YOUR OBJECTIVE:
Would you filter the listing below so that only lines with the word "more" remain?

DATA LISTING:

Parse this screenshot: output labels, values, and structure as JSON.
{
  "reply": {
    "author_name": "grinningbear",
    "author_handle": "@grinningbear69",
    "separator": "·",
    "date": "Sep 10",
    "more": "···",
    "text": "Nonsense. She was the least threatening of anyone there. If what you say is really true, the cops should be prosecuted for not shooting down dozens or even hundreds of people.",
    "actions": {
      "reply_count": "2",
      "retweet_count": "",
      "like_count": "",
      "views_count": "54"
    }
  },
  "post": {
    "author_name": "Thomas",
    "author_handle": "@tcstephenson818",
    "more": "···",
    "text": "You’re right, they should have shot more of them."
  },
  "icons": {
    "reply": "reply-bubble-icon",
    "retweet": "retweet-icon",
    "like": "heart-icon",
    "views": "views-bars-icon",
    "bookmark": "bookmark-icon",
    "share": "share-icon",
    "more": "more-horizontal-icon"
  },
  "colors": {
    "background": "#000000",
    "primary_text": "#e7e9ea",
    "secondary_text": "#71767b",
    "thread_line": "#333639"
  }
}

TASK RESULT:
    "more": "···",
    "more": "···",
    "text": "You’re right, they should have shot more of them."
    "more": "more-horizontal-icon"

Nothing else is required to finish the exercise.